Fancy a new toga?
History shows us bullion retains its buying power. But what about much neglected gold shares?
THE STORY GOES that in the days of Rome’s empire an ounce of gold could buy you a rather fetching toga. These days the same weight of gold will buy you a rather nice suit, possibly of the Italian kind. The moral? Well, those who subscribe to such mythologies say it’s about how gold retains its buying power while paper money – such as the US dollar – is losing its.
In fact, gold is rapidly increasing its buying power. At the time of writing, the price of gold was through US$1 600/ oz – an all-time record. The question for investors is: Does it still make sense to put money directly into the metal through an exchange-traded fund (ETF) or is South Africa’s much derided gold stocks the way to go?
The HSBC says the big names in gold shares – the likes of Newmont Mining, Barrick Gold and AngloGold Ashanti – have been discounting on a much lower gold price: around $1 300/oz against the current level. “We see potential near-term rerating of up to 20%, particularly for the larger cap names, with further upside beyond that,” says Patrick Chidley, an analyst at the bank.
Says RBC Capital Markets: “Most senior golds are 10% to 20% below their 52-week highs – with AngloGold Ashanti, Gold Fields and Kinross Gold having the greatest upside to their 52-week highs.” Since that report was written, SA’s gold index has gained almost 10%, so there’s still time to pile in. Only that…
Will South African gold shares ever perform as well as the metal, especially if you give credence to some expectations the gold price will force its way through $2 000/oz, especially as distress continues apace in Europe? In January, JPMorgan suggested 2011 would be the year gold shares outperformed the metal. However, the stockbroker was betting on a gold price of $1 463/oz.
What’s holding our gold counters back is what was described in a recent Merrill Lynch report as “The South African discount”. JSE-listed gold shares used to attract “the gold premium” – but that’s since been replaced by a witch’s brew of negative factors, from restive labour to the renewed threat of power shortages to a long range of other stuff: the threat of nationalisation and class action suits related to silicosis, a disease some claim gold miners contract.

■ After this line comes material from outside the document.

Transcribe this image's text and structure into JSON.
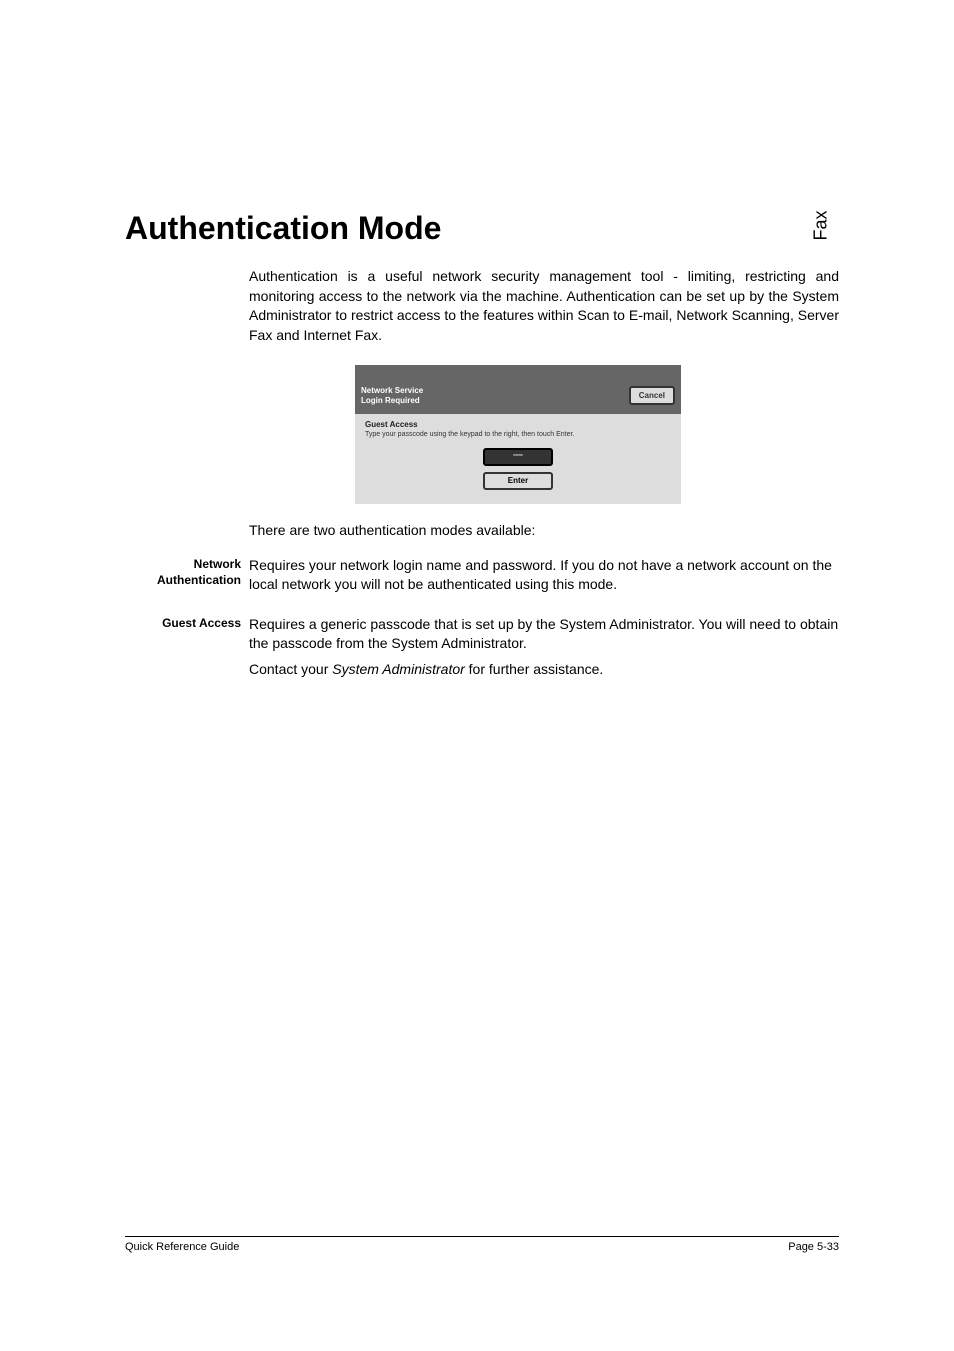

“Most of those issues aren’t new and therefore largely reflected in the ‘ South African discount’,” says Bruce Alway, an analyst at Merrill Lynch. “Furthermore, with rising resources, nationalism a global – not just a domestic – issue, on a relative basis the country discount shouldn’t dramatically widen, in our view.”
The safest approach to South African gold stocks is to understand which have the best exposure. Leon Esterhuizen, a gold analyst at RBC Capital Markets, in a recent report said 61% of AngloGold Ashanti’s production was from outside SA compared with Harmony Gold, where 92% of its total production is local. So the decision should be clear – if it’s gold stocks you want.
But here’s the sting in the tail. Over the past year Harmony Gold has out- performed AngloGold Ashanti and Gold Fields on a relative basis. Why? Well, there’s that mammoth gold deposit sitting in Papua New Guinea that Harmony wants to develop and which could change the shape of the company, possibly inviting a mouth-watering control premium. As veteran gold analyst Nick Goodwin has often commented: gold shares are for trading, not holding. If it’s young Johnny’s education you’re investing for, the choice might be to go for gold.